May we, the B’nei Yisrael be zocha that our brethren — the refugee families from Gush Katif be permanently settled and be made totally whole — be totally restituted for all that was stolen from them and that the twice expelled families of Amona be restored to their rebuilt homes, at government expense; both due to alt-leftist-agendized, supreme court legalized Yassamnik gunpoint. May our dear brother Jonathan Pollard be liberated and truly free — only upon his return home to Israel, and that the MIAs be liberated alive and returned to us in ways befitting Al Kiddush Hashem, as should the remains of the two chayalim from the Gaza War of four plus years ago. May we have the courage and strength to stand up and physically prevent the possibility of Chas V’Challila any future eviction of Jews from their homes and prevent Chas V’Challila the handing of Jewish land over to anyone, let alone to enemies sworn to Israel’s and Judaism’s destruction and eradication. May we fulfill Hashem’s blueprint of B’nai Yisrael as a Unique people — an Am Segula, not to be reckoned with as with “the nations” and may we be zocha to see the Moshiach, the Ge’ula Shlaima, as Dov Shurin sings; “Ki Karov Yom Hashem Al’Kol HaGoyim”, the Ultimate Redemption, bimhayrah b’yamainu — speedily, in our time”, — Achshav, Chik Chuk, Miyad, Etmol!!!
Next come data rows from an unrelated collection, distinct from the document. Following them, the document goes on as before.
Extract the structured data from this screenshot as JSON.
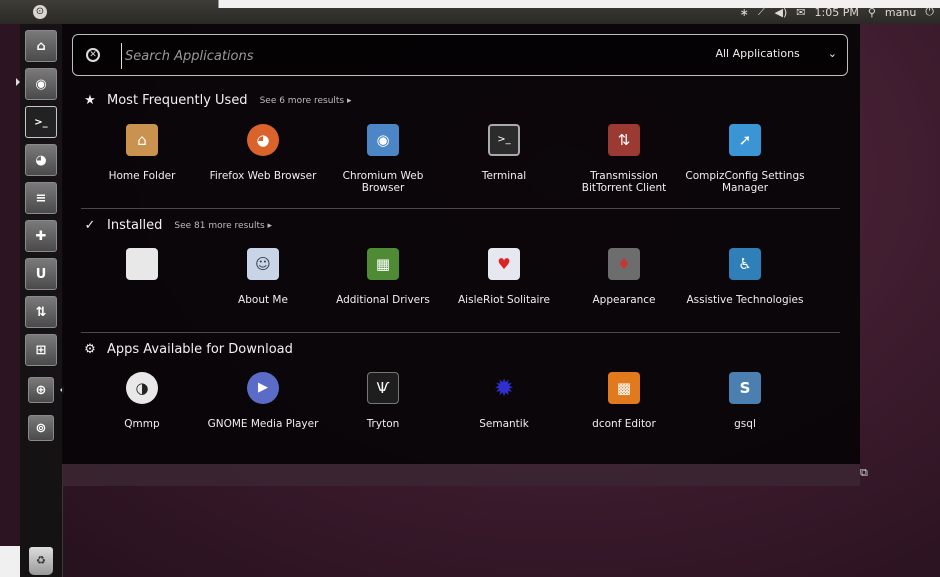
{
  "panel": {
    "dash_glyph": "⊙",
    "time": "1:05 PM",
    "user": "manu",
    "icons": [
      "bluetooth-icon",
      "network-icon",
      "volume-icon",
      "mail-icon",
      "user-icon",
      "power-icon"
    ]
  },
  "launcher": {
    "items": [
      {
        "name": "launcher-home-folder",
        "glyph": "⌂"
      },
      {
        "name": "launcher-chromium",
        "glyph": "◉"
      },
      {
        "name": "launcher-terminal",
        "glyph": ">_"
      },
      {
        "name": "launcher-firefox",
        "glyph": "◕"
      },
      {
        "name": "launcher-text-editor",
        "glyph": "≡"
      },
      {
        "name": "launcher-software-center",
        "glyph": "✚"
      },
      {
        "name": "launcher-ubuntu-one",
        "glyph": "U"
      },
      {
        "name": "launcher-transmission",
        "glyph": "⇅"
      },
      {
        "name": "launcher-workspaces",
        "glyph": "⊞"
      },
      {
        "name": "launcher-apps-lens",
        "glyph": "⊕"
      },
      {
        "name": "launcher-files-lens",
        "glyph": "⊚"
      }
    ],
    "trash_glyph": "♻"
  },
  "search": {
    "placeholder": "Search Applications",
    "filter_label": "All Applications",
    "filter_chevron": "⌄",
    "clear_glyph": "✕"
  },
  "sections": [
    {
      "title": "Most Frequently Used",
      "see_more": "See 6 more results",
      "icon": "★",
      "apps": [
        {
          "label": "Home Folder",
          "glyph": "⌂",
          "color": "#c9934f"
        },
        {
          "label": "Firefox Web Browser",
          "glyph": "◕",
          "color": "#d9632a"
        },
        {
          "label": "Chromium Web Browser",
          "glyph": "◉",
          "color": "#4c86c6"
        },
        {
          "label": "Terminal",
          "glyph": ">_",
          "color": "#2b2b2b"
        },
        {
          "label": "Transmission BitTorrent Client",
          "glyph": "⇅",
          "color": "#9b3a33"
        },
        {
          "label": "CompizConfig Settings Manager",
          "glyph": "➚",
          "color": "#3b95d4"
        }
      ]
    },
    {
      "title": "Installed",
      "see_more": "See 81 more results",
      "icon": "✓",
      "apps": [
        {
          "label": "",
          "glyph": "",
          "color": "#e8e8e8"
        },
        {
          "label": "About Me",
          "glyph": "☺",
          "color": "#c9d4e6"
        },
        {
          "label": "Additional Drivers",
          "glyph": "▦",
          "color": "#4f8a35"
        },
        {
          "label": "AisleRiot Solitaire",
          "glyph": "♥",
          "color": "#e7e7f0"
        },
        {
          "label": "Appearance",
          "glyph": "♦",
          "color": "#6d6d6d"
        },
        {
          "label": "Assistive Technologies",
          "glyph": "♿",
          "color": "#2f80b9"
        }
      ]
    },
    {
      "title": "Apps Available for Download",
      "see_more": "",
      "icon": "⚙",
      "apps": [
        {
          "label": "Qmmp",
          "glyph": "◑",
          "color": "#e8e8e8"
        },
        {
          "label": "GNOME Media Player",
          "glyph": "▶",
          "color": "#5b6cc8"
        },
        {
          "label": "Tryton",
          "glyph": "Ѱ",
          "color": "#1e1e1e"
        },
        {
          "label": "Semantik",
          "glyph": "✹",
          "color": "#1a1a9a"
        },
        {
          "label": "dconf Editor",
          "glyph": "▩",
          "color": "#e07a1c"
        },
        {
          "label": "gsql",
          "glyph": "S",
          "color": "#4a7fb0"
        }
      ]
    }
  ]
}
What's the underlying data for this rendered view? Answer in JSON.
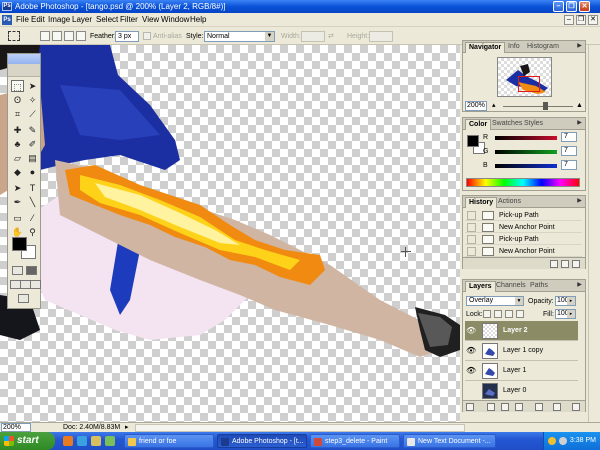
{
  "window": {
    "title": "Adobe Photoshop - [tango.psd @ 200% (Layer 2, RGB/8#)]",
    "icon_text": "Ps"
  },
  "menu": {
    "items": [
      "File",
      "Edit",
      "Image",
      "Layer",
      "Select",
      "Filter",
      "View",
      "Window",
      "Help"
    ]
  },
  "options": {
    "feather_label": "Feather:",
    "feather_value": "3 px",
    "antialias_label": "Anti-alias",
    "style_label": "Style:",
    "style_value": "Normal",
    "width_label": "Width:",
    "height_label": "Height:"
  },
  "navigator": {
    "tabs": [
      "Navigator",
      "Info",
      "Histogram"
    ],
    "zoom": "200%",
    "view_box_color": "#e21a1a"
  },
  "color": {
    "tabs": [
      "Color",
      "Swatches",
      "Styles"
    ],
    "channels": [
      {
        "label": "R",
        "value": "7",
        "bar_color": "#c8102e"
      },
      {
        "label": "G",
        "value": "7",
        "bar_color": "#10a020"
      },
      {
        "label": "B",
        "value": "7",
        "bar_color": "#1030d0"
      }
    ]
  },
  "history": {
    "tabs": [
      "History",
      "Actions"
    ],
    "items": [
      "Pick-up Path",
      "New Anchor Point",
      "Pick-up Path",
      "New Anchor Point"
    ]
  },
  "layers": {
    "tabs": [
      "Layers",
      "Channels",
      "Paths"
    ],
    "blend_mode": "Overlay",
    "opacity_label": "Opacity:",
    "opacity": "100%",
    "lock_label": "Lock:",
    "fill_label": "Fill:",
    "fill": "100%",
    "items": [
      {
        "name": "Layer 2",
        "selected": true,
        "visible": true
      },
      {
        "name": "Layer 1 copy",
        "selected": false,
        "visible": true
      },
      {
        "name": "Layer 1",
        "selected": false,
        "visible": true
      },
      {
        "name": "Layer 0",
        "selected": false,
        "visible": false
      }
    ]
  },
  "status": {
    "zoom": "200%",
    "doc": "Doc: 2.40M/8.83M"
  },
  "taskbar": {
    "start": "start",
    "tasks": [
      {
        "label": "friend or foe",
        "icon_color": "#f4c84a"
      },
      {
        "label": "Adobe Photoshop - [t...",
        "icon_color": "#1b3b8f",
        "active": true
      },
      {
        "label": "step3_delete - Paint",
        "icon_color": "#d04a3a"
      },
      {
        "label": "New Text Document -...",
        "icon_color": "#e8e8e8"
      }
    ],
    "clock": "3:38 PM"
  },
  "colors": {
    "titlebar": "#0a53d8",
    "selected_layer": "#8b8c66",
    "taskbar": "#2457d3",
    "start": "#2f8a24"
  }
}
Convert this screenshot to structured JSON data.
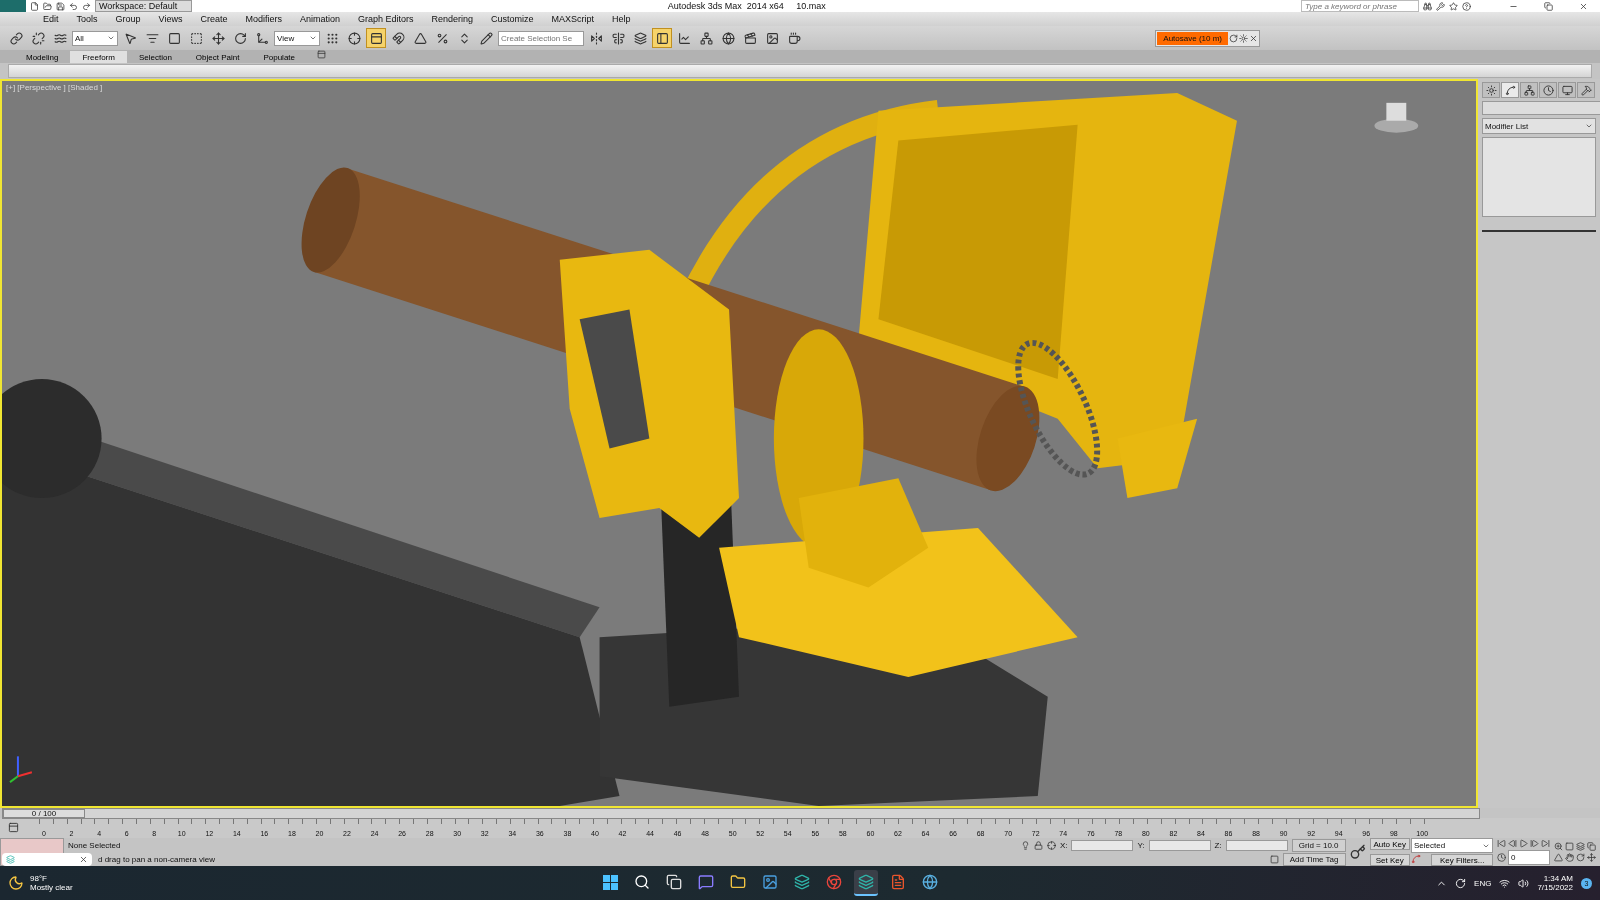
{
  "title_bar": {
    "workspace": "Workspace: Default",
    "title": "Autodesk 3ds Max  2014 x64     10.max",
    "search": {
      "placeholder": "Type a keyword or phrase"
    }
  },
  "menu": [
    "Edit",
    "Tools",
    "Group",
    "Views",
    "Create",
    "Modifiers",
    "Animation",
    "Graph Editors",
    "Rendering",
    "Customize",
    "MAXScript",
    "Help"
  ],
  "toolbar": [
    {
      "kind": "link",
      "pressed": false
    },
    {
      "kind": "unlink",
      "pressed": false
    },
    {
      "kind": "bind",
      "pressed": false
    },
    {
      "kind": "dropdown",
      "value": "All"
    },
    {
      "kind": "select",
      "pressed": false
    },
    {
      "kind": "select-by-name",
      "pressed": false
    },
    {
      "kind": "region",
      "pressed": false
    },
    {
      "kind": "crossing",
      "pressed": false
    },
    {
      "kind": "move",
      "pressed": false
    },
    {
      "kind": "rotate",
      "pressed": false
    },
    {
      "kind": "scale",
      "pressed": false
    },
    {
      "kind": "dropdown",
      "value": "View"
    },
    {
      "kind": "pivot",
      "pressed": false
    },
    {
      "kind": "manipulate",
      "pressed": false
    },
    {
      "kind": "shortcut",
      "pressed": true
    },
    {
      "kind": "snap",
      "pressed": false
    },
    {
      "kind": "angle-snap",
      "pressed": false
    },
    {
      "kind": "percent-snap",
      "pressed": false
    },
    {
      "kind": "spinner-snap",
      "pressed": false
    },
    {
      "kind": "edit-selection",
      "pressed": false
    },
    {
      "kind": "combo",
      "placeholder": "Create Selection Se"
    },
    {
      "kind": "mirror",
      "pressed": false
    },
    {
      "kind": "align",
      "pressed": false
    },
    {
      "kind": "layers",
      "pressed": false
    },
    {
      "kind": "explorer",
      "pressed": true
    },
    {
      "kind": "curve-editor",
      "pressed": false
    },
    {
      "kind": "schematic",
      "pressed": false
    },
    {
      "kind": "material",
      "pressed": false
    },
    {
      "kind": "render-setup",
      "pressed": false
    },
    {
      "kind": "frame-window",
      "pressed": false
    },
    {
      "kind": "render",
      "pressed": false
    }
  ],
  "autosave": {
    "label": "Autosave (10 m)"
  },
  "ribbon_tabs": [
    {
      "label": "Modeling",
      "selected": false
    },
    {
      "label": "Freeform",
      "selected": true
    },
    {
      "label": "Selection",
      "selected": false
    },
    {
      "label": "Object Paint",
      "selected": false
    },
    {
      "label": "Populate",
      "selected": false
    }
  ],
  "viewport": {
    "label": "[+] [Perspective ] [Shaded ]"
  },
  "command_panel": {
    "tabs": [
      {
        "kind": "create",
        "selected": false
      },
      {
        "kind": "modify",
        "selected": true
      },
      {
        "kind": "hierarchy",
        "selected": false
      },
      {
        "kind": "motion",
        "selected": false
      },
      {
        "kind": "display",
        "selected": false
      },
      {
        "kind": "utilities",
        "selected": false
      }
    ],
    "modifier_list": "Modifier List"
  },
  "time_slider": {
    "label": "0 / 100",
    "level": 0
  },
  "ruler": [
    "0",
    "2",
    "4",
    "6",
    "8",
    "10",
    "12",
    "14",
    "16",
    "18",
    "20",
    "22",
    "24",
    "26",
    "28",
    "30",
    "32",
    "34",
    "36",
    "38",
    "40",
    "42",
    "44",
    "46",
    "48",
    "50",
    "52",
    "54",
    "56",
    "58",
    "60",
    "62",
    "64",
    "66",
    "68",
    "70",
    "72",
    "74",
    "76",
    "78",
    "80",
    "82",
    "84",
    "86",
    "88",
    "90",
    "92",
    "94",
    "96",
    "98",
    "100"
  ],
  "status": {
    "selection": "None Selected",
    "prompt": "d drag to pan a non-camera view",
    "x_label": "X:",
    "y_label": "Y:",
    "z_label": "Z:",
    "grid": "Grid = 10.0",
    "time_tag": "Add Time Tag",
    "auto_key": "Auto Key",
    "key_mode": "Selected",
    "set_key": "Set Key",
    "key_filters": "Key Filters...",
    "frame": "0"
  },
  "taskbar": {
    "weather": {
      "temperature": "98°F",
      "condition": "Mostly clear"
    },
    "apps": [
      {
        "kind": "start",
        "active": false
      },
      {
        "kind": "search",
        "active": false
      },
      {
        "kind": "task-view",
        "active": false
      },
      {
        "kind": "chat",
        "active": false
      },
      {
        "kind": "folder",
        "active": false
      },
      {
        "kind": "photos",
        "active": false
      },
      {
        "kind": "max-app",
        "active": false
      },
      {
        "kind": "browser",
        "active": false
      },
      {
        "kind": "max-app",
        "active": true
      },
      {
        "kind": "pdf",
        "active": false
      },
      {
        "kind": "globe",
        "active": false
      }
    ],
    "language": "ENG",
    "time": "1:34 AM",
    "date": "7/15/2022",
    "notifications": "3"
  }
}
Chodesh Tov and Good Shabbos!
Moshe Burt, an Oleh, is a commentator on news and events in Israel and Founder and Director of The Sefer Torah Recycling Network. He lives in Ramat Beit Shemesh.